Representing the 3rd District of West Virginia


May 17, 2017
Press Release
“These newborns need specialized care to help them recover from drug exposure before they were even born.”

WASHINGTON – U.S. Representative Evan Jenkins (R-W.Va.) introduced bipartisan legislation today to help expand care programs for drug-exposed newborns.

The Caring Recovery for Infants and Babies (CRIB) Act would build on the best practices of Lily’s Place in Huntington for treating babies born exposed to heroin, opioids and other drugs. It would also make it easier for similar centers to open across the country by cutting regulatory red tape.

The bill is also sponsored by Mike Turner (R-Ohio), Tim Ryan (D-Ohio) and Katherine Clark (D-Mass.). A companion bill will be introduced shortly in the U.S. Senate, sponsored by Senators Sherrod Brown (D-Ohio), Shelley Moore Capito (R-W.Va.), Angus King (I-Maine) and Rob Portman (R-Ohio).

“Suffering through withdrawal from exposure to heroin and other opioids is a horrific way to start one’s life, but that’s the reality for many newborns in West Virginia and across the country. These newborns need specialized care to help them recover from drug exposure before they were even born.
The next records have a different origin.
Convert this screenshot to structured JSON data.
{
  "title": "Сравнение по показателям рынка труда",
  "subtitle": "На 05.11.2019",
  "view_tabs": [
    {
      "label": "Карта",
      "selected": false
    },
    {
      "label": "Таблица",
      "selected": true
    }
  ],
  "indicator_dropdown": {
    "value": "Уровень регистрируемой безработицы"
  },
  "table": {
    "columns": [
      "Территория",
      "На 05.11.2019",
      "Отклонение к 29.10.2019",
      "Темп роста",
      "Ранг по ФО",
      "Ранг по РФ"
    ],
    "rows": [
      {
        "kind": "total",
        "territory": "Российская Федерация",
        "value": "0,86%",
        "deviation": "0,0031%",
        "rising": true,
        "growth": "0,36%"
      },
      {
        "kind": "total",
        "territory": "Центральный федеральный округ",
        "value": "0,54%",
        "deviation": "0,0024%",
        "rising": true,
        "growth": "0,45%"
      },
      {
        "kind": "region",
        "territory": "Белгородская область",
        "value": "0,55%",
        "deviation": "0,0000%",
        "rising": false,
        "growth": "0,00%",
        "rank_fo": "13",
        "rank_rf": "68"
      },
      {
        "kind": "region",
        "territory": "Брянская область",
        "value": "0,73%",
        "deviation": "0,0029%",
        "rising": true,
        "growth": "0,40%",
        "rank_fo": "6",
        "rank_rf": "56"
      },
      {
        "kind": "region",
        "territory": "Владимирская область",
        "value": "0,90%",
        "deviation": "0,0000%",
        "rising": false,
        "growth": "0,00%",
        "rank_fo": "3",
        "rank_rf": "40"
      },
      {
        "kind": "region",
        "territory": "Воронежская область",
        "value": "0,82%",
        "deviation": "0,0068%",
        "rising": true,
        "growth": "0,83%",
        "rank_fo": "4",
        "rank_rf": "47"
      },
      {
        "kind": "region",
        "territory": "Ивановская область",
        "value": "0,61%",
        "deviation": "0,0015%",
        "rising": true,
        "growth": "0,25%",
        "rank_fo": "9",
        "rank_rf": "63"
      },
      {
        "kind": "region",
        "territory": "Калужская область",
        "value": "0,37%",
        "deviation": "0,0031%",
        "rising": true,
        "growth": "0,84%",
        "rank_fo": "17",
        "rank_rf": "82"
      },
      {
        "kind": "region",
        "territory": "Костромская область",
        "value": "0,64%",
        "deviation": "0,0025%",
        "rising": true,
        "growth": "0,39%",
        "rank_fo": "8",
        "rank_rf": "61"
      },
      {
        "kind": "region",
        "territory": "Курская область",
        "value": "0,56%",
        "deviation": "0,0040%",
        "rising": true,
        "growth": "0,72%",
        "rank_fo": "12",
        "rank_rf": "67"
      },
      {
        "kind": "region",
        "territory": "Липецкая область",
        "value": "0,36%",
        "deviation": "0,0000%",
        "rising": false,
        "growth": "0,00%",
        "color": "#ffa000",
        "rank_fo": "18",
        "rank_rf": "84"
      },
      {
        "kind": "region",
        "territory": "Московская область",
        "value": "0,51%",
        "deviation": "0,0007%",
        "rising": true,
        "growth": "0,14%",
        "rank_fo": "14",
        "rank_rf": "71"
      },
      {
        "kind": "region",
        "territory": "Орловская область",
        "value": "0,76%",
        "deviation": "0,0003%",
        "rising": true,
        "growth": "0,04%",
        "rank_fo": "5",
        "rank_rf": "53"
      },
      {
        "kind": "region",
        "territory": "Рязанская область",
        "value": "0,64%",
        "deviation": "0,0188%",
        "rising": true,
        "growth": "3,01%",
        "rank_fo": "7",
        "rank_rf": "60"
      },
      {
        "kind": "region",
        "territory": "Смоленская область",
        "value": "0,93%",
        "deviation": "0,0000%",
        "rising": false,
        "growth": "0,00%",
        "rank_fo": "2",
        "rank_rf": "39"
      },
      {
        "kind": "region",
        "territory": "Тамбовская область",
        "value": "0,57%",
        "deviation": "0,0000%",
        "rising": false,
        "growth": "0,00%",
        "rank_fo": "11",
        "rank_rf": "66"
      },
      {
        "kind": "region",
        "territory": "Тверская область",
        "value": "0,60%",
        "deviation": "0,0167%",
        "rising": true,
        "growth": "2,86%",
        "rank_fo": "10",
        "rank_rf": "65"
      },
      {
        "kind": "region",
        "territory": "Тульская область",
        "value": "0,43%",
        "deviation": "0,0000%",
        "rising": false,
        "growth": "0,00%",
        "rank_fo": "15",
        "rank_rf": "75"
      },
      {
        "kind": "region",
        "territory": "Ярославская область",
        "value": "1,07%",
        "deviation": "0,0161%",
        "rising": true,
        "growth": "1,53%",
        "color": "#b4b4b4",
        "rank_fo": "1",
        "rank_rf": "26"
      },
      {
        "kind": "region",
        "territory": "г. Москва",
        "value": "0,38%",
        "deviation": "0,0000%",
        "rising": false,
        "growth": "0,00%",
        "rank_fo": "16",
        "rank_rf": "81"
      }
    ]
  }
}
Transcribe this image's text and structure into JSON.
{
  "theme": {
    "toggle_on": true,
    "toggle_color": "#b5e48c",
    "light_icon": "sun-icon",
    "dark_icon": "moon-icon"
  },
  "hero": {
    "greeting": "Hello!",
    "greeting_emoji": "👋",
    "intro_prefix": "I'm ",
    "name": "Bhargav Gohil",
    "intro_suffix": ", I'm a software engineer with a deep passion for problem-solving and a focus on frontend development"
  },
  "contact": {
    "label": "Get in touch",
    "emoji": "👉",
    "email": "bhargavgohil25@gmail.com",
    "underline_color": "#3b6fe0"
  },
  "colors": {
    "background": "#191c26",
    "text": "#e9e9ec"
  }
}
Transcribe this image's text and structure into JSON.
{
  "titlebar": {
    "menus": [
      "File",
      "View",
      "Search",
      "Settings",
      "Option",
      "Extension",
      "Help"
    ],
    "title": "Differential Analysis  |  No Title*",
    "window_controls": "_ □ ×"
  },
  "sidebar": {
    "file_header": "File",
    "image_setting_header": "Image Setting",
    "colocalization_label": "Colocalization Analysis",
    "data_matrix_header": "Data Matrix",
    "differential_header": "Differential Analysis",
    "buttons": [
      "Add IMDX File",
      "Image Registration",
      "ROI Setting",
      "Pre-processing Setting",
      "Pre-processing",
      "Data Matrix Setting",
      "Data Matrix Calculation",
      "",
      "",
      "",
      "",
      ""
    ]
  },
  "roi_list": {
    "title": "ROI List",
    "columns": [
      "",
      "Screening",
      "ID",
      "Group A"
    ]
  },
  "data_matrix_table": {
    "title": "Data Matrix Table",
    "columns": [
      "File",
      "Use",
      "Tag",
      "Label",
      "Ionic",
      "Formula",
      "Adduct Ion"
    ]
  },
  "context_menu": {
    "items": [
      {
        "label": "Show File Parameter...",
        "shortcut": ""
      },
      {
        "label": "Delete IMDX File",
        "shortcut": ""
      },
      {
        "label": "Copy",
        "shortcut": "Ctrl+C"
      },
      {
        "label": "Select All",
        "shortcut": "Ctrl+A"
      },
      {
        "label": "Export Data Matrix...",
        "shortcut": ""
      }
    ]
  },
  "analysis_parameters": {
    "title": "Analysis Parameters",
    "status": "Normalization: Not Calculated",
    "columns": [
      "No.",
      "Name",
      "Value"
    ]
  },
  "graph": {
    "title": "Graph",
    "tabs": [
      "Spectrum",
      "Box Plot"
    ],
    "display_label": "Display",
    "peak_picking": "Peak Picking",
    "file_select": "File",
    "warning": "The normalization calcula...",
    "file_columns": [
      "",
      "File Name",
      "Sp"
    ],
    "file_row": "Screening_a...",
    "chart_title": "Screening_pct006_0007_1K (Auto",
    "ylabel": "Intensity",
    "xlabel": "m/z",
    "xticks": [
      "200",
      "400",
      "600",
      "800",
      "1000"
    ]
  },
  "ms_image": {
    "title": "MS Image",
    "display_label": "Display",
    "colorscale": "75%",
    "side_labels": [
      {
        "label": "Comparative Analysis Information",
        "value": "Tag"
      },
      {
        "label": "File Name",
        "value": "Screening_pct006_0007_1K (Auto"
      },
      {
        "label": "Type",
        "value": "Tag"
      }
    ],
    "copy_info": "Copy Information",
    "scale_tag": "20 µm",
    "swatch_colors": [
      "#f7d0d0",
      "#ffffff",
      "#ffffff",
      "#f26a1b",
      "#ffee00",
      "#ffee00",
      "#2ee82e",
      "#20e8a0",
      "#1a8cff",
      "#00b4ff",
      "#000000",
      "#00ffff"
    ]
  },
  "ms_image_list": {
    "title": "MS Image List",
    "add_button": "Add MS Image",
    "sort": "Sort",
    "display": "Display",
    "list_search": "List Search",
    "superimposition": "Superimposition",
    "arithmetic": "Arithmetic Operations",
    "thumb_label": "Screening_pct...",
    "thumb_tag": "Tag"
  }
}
Lily’s Place in Huntington is making a difference in the lives of babies with neonatal abstinence syndrome and their families, and we should encourage more centers to open nationwide to treat these newborns. We can work together to cut red tape, fight the drug crisis, and ensure healthy lives for babies and children across our country,” Rep. Jenkins said.

“We must fight for the most vulnerable victims of the opioid epidemic: newborns who through no fault of their own are brought into this world already addicted to drugs,” Rep. Turner said. “This bill will aid organizations that provide medical care for innocent drug-exposed newborns. Specifically, it will allow Medicaid to be used to reimburse medical facilities outside of hospitals that provide newborns with this important care. We are going to continue to fight for funding to address this issue of the heroin epidemic.”

The CRIB Act is very similar to the Cradle Act Rep. Jenkins introduced in the 114th Congress. The bill would establish residential pediatric care centers within Medicaid to treat babies with neonatal abstinence syndrome, exposure to opioids during pregnancy. This legislation would establish a provider type for NAS treatment centers clearly defining residential pediatric recovery centers. This legislation also includes an emphasis on residential pediatric recovery centers offering counseling to the mothers and families to help build those important connections from birth.